Acasual employee is only casual for one year. After one year, a casual employee automatically gets his regular status.
A Collective Bargaining Agreement (CBA) between a multinational company and its collective bargaining agent, representing the company’s rank-and-file employees in Manila and Antipolo, expired in June 1998. The company and unions completed renegotiations of their CBA on 26 December 1998. Both parties signed a Memorandum of Agreement (MOA), providing for salary increase as well as the “regularization of contractual, casual, and/or agency workers who have been working with [the company]for more than one year.” The MOA was incorporated to form part of the 1998-2001 CBA and was ratified by the employees of the company. Pursuant to the MOA, 61 casual, contractual, or agency employees were regularized and filled up vacant positions.
The newly regularized employees proceeded to demand that their salaries and other benefits retroact to 1 December 1998 in accordance with the MOA. Unfortunately, the company refused their demands on account that the date of effectivity of their regularization was in fact 1 May 1999. The employees then filed a complaint with the National Labor Relations Commission (NLRC) for violations of the MOA.
The NLRC dismissed the complaint, ruling that “under the MOA dated 26 December 1998, the 61 regularized employees are not entitled to their claims for the P60 per day salary increase, mid-year gratuity pay of P5,000 one sack of rice, and overtime and thirteenth month differentials effective December 1, 1998 onward.” Thus, the regularized employees were not entitled to a retroactive application of the MOA and could not receive the benefits amounting to P35,000 The Court of Appeals (CA) affirmed the NLRC.
On appeal, the Supreme Court (SC) overturned the NLRC and CA. In fact, it ruled that the regularized employee’s were entitled to all the benefits granted to the regular employees since pertinent provisions of the MOA provided that a “non-regular employee (casual, contractual or agency worker) who has already served the company . . . for at least one (1) year shall be given priority in filling-up the (vacant) positions by converting his non-regular employment status to regular employment status, effective 1 December 1998.”
The Court ruled that the date 1 December 1998, and not 26 December 1998, was what was clearly referred to as the effective date of regularization of casual employees, as properly relied on by the company.
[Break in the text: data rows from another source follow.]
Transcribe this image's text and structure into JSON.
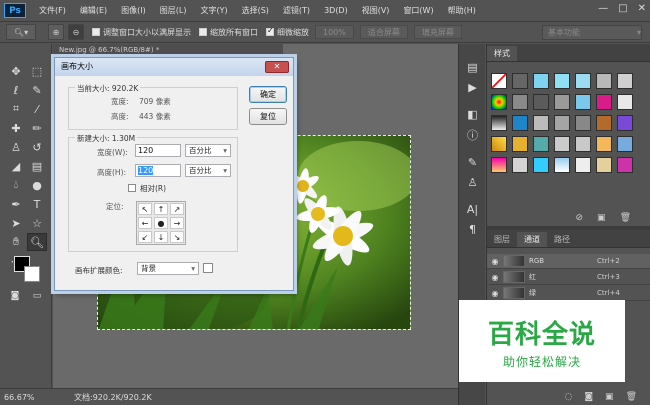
{
  "app": {
    "logo": "Ps"
  },
  "menu": [
    "文件(F)",
    "编辑(E)",
    "图像(I)",
    "图层(L)",
    "文字(Y)",
    "选择(S)",
    "滤镜(T)",
    "3D(D)",
    "视图(V)",
    "窗口(W)",
    "帮助(H)"
  ],
  "window_controls": {
    "minimize": "—",
    "restore": "□",
    "close": "✕"
  },
  "options": {
    "tool_icon": "zoom-icon",
    "zoom_in": "⊕",
    "zoom_out": "⊖",
    "resize_windows": "调整窗口大小以满屏显示",
    "zoom_all_windows": "缩放所有窗口",
    "scrubby_zoom": "细微缩放",
    "btn_100": "100%",
    "btn_fit": "适合屏幕",
    "btn_fill": "填充屏幕",
    "workspace": "基本功能"
  },
  "document": {
    "tab_label": "New.jpg @ 66.7%(RGB/8#) *",
    "zoom": "66.67%",
    "info": "文档:920.2K/920.2K"
  },
  "dialog": {
    "title": "画布大小",
    "current_group": "当前大小: 920.2K",
    "width_label": "宽度:",
    "width_value": "709 像素",
    "height_label": "高度:",
    "height_value": "443 像素",
    "new_group": "新建大小: 1.30M",
    "new_width_label": "宽度(W):",
    "new_width": "120",
    "new_width_unit": "百分比",
    "new_height_label": "高度(H):",
    "new_height": "120",
    "new_height_unit": "百分比",
    "relative": "相对(R)",
    "anchor_label": "定位:",
    "ext_color_label": "画布扩展颜色:",
    "ext_color": "背景",
    "ok": "确定",
    "reset": "复位"
  },
  "styles_panel": {
    "tab": "样式"
  },
  "channels_panel": {
    "tabs": [
      "图层",
      "通道",
      "路径"
    ],
    "channels": [
      {
        "name": "RGB",
        "shortcut": "Ctrl+2"
      },
      {
        "name": "红",
        "shortcut": "Ctrl+3"
      },
      {
        "name": "绿",
        "shortcut": "Ctrl+4"
      }
    ]
  },
  "watermark": {
    "title": "百科全说",
    "subtitle": "助你轻松解决"
  },
  "colors": {
    "accent": "#31a8ff",
    "watermark": "#29a845",
    "dialog_title": "#c3d5ec"
  }
}
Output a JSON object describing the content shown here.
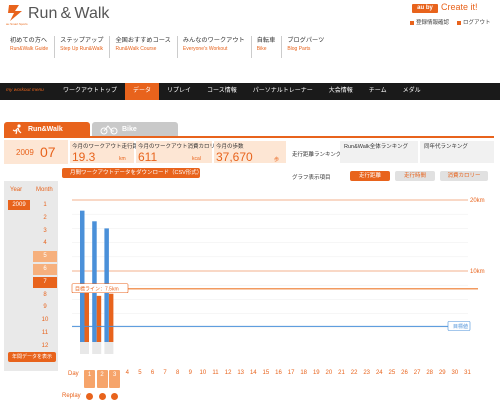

To rule otherwise would be “logically absurd that the company will only begin to extend priority to these employees on a date that has already passed, when in fact they have already extended priority to these employees by agreeing to the contents of the MOA and signing said agreement.”
The SC also stressed that the 61 casual, contractual, or agency employees were all entitled to the benefits of regular employees regardless of the stipulation in the MOA because they had all been employed by the company for over one year. Article 280 of the Labor Code provides that “any employee who has rendered at least one year of service, whether such service is continuous or broken, shall be considered a regular employee with respect to the activity in which he is employed and his employment shall continue while such activity exists.” Moreover, a casual employee is only deemed casual for one year. After that, the employee is automatically given regular status by operation of law (KASAMMA-CCO v. CA, G.R. No. 159828, 19 April 2006, J. Chico-Nazario).